PROBLEM TO SOLVE – Repeat every line of the data exactly, but not the pictures.

GIVEN ENTRIES –
BEGIN

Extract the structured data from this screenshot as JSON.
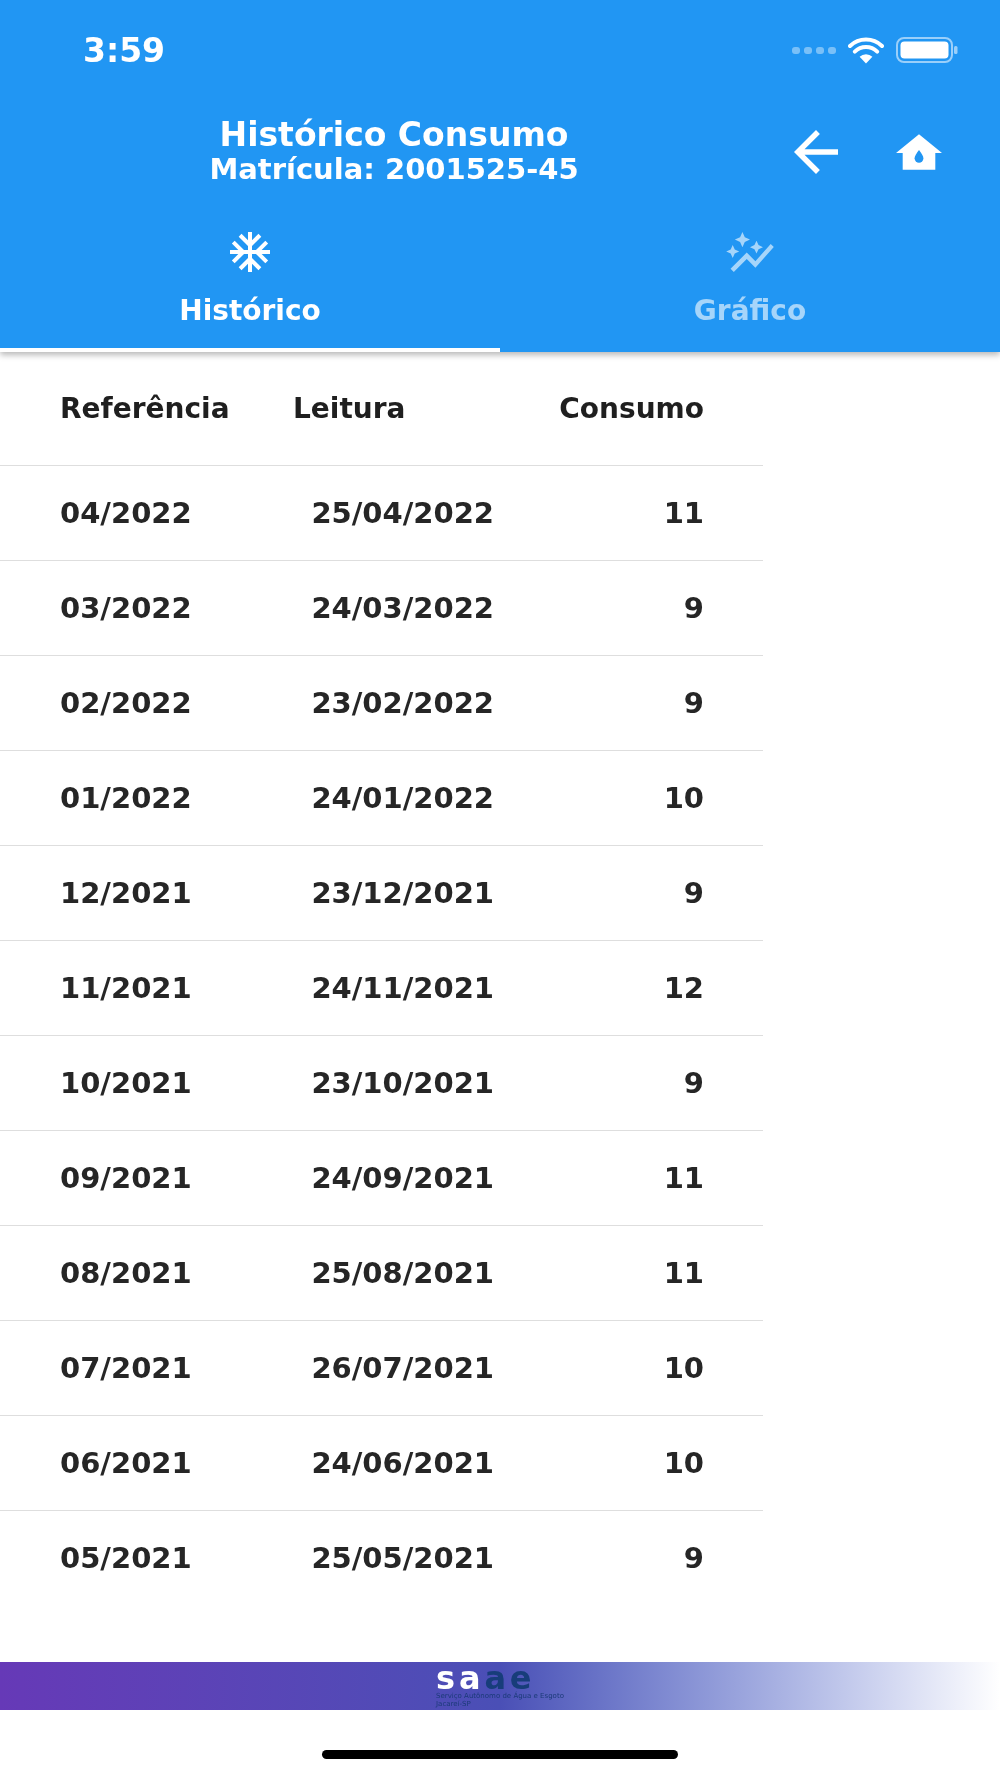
{
  "status_bar": {
    "time": "3:59"
  },
  "app_bar": {
    "title": "Histórico Consumo",
    "subtitle": "Matrícula: 2001525-45"
  },
  "tabs": [
    {
      "label": "Histórico",
      "selected": true
    },
    {
      "label": "Gráfico",
      "selected": false
    }
  ],
  "table": {
    "columns": [
      "Referência",
      "Leitura",
      "Consumo"
    ],
    "rows": [
      [
        "04/2022",
        "25/04/2022",
        "11"
      ],
      [
        "03/2022",
        "24/03/2022",
        "9"
      ],
      [
        "02/2022",
        "23/02/2022",
        "9"
      ],
      [
        "01/2022",
        "24/01/2022",
        "10"
      ],
      [
        "12/2021",
        "23/12/2021",
        "9"
      ],
      [
        "11/2021",
        "24/11/2021",
        "12"
      ],
      [
        "10/2021",
        "23/10/2021",
        "9"
      ],
      [
        "09/2021",
        "24/09/2021",
        "11"
      ],
      [
        "08/2021",
        "25/08/2021",
        "11"
      ],
      [
        "07/2021",
        "26/07/2021",
        "10"
      ],
      [
        "06/2021",
        "24/06/2021",
        "10"
      ],
      [
        "05/2021",
        "25/05/2021",
        "9"
      ]
    ]
  },
  "footer": {
    "logo": {
      "wordmark": [
        "sa",
        "ae"
      ],
      "tagline": "Serviço Autônomo de Água e Esgoto",
      "place": "Jacareí-SP"
    }
  }
}
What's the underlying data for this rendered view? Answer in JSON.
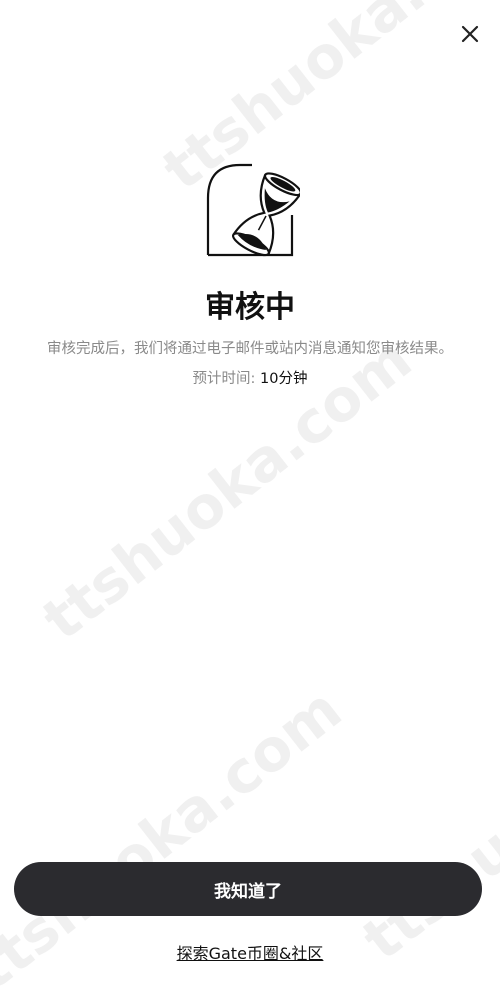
{
  "header": {
    "close_icon": "close-icon"
  },
  "status": {
    "icon": "hourglass-icon",
    "title": "审核中",
    "description": "审核完成后，我们将通过电子邮件或站内消息通知您审核结果。",
    "eta_label": "预计时间: ",
    "eta_value": "10分钟"
  },
  "actions": {
    "primary_label": "我知道了",
    "explore_label": "探索Gate币圈&社区",
    "primary_bg": "#2b2b2f"
  },
  "watermarks": {
    "w1": "ttshuoka.com",
    "w2": "ttshuoka.com",
    "w3": "ttshuoka.com",
    "w4": "ttshuoka.com"
  }
}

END

EXERCISE OUTPUT –
Extract the structured data from this screenshot as JSON.
{
  "status_bar": {
    "time": "3:59"
  },
  "app_bar": {
    "title": "Histórico Consumo",
    "subtitle": "Matrícula: 2001525-45"
  },
  "tabs": [
    {
      "label": "Histórico",
      "selected": true
    },
    {
      "label": "Gráfico",
      "selected": false
    }
  ],
  "table": {
    "columns": [
      "Referência",
      "Leitura",
      "Consumo"
    ],
    "rows": [
      [
        "04/2022",
        "25/04/2022",
        "11"
      ],
      [
        "03/2022",
        "24/03/2022",
        "9"
      ],
      [
        "02/2022",
        "23/02/2022",
        "9"
      ],
      [
        "01/2022",
        "24/01/2022",
        "10"
      ],
      [
        "12/2021",
        "23/12/2021",
        "9"
      ],
      [
        "11/2021",
        "24/11/2021",
        "12"
      ],
      [
        "10/2021",
        "23/10/2021",
        "9"
      ],
      [
        "09/2021",
        "24/09/2021",
        "11"
      ],
      [
        "08/2021",
        "25/08/2021",
        "11"
      ],
      [
        "07/2021",
        "26/07/2021",
        "10"
      ],
      [
        "06/2021",
        "24/06/2021",
        "10"
      ],
      [
        "05/2021",
        "25/05/2021",
        "9"
      ]
    ]
  },
  "footer": {
    "logo": {
      "wordmark": [
        "sa",
        "ae"
      ],
      "tagline": "Serviço Autônomo de Água e Esgoto",
      "place": "Jacareí-SP"
    }
  }
}
What's the underlying data for this rendered view? Answer in JSON.
{
  "header": {
    "close_icon": "close-icon"
  },
  "status": {
    "icon": "hourglass-icon",
    "title": "审核中",
    "description": "审核完成后，我们将通过电子邮件或站内消息通知您审核结果。",
    "eta_label": "预计时间: ",
    "eta_value": "10分钟"
  },
  "actions": {
    "primary_label": "我知道了",
    "explore_label": "探索Gate币圈&社区",
    "primary_bg": "#2b2b2f"
  },
  "watermarks": {
    "w1": "ttshuoka.com",
    "w2": "ttshuoka.com",
    "w3": "ttshuoka.com",
    "w4": "ttshuoka.com"
  }
}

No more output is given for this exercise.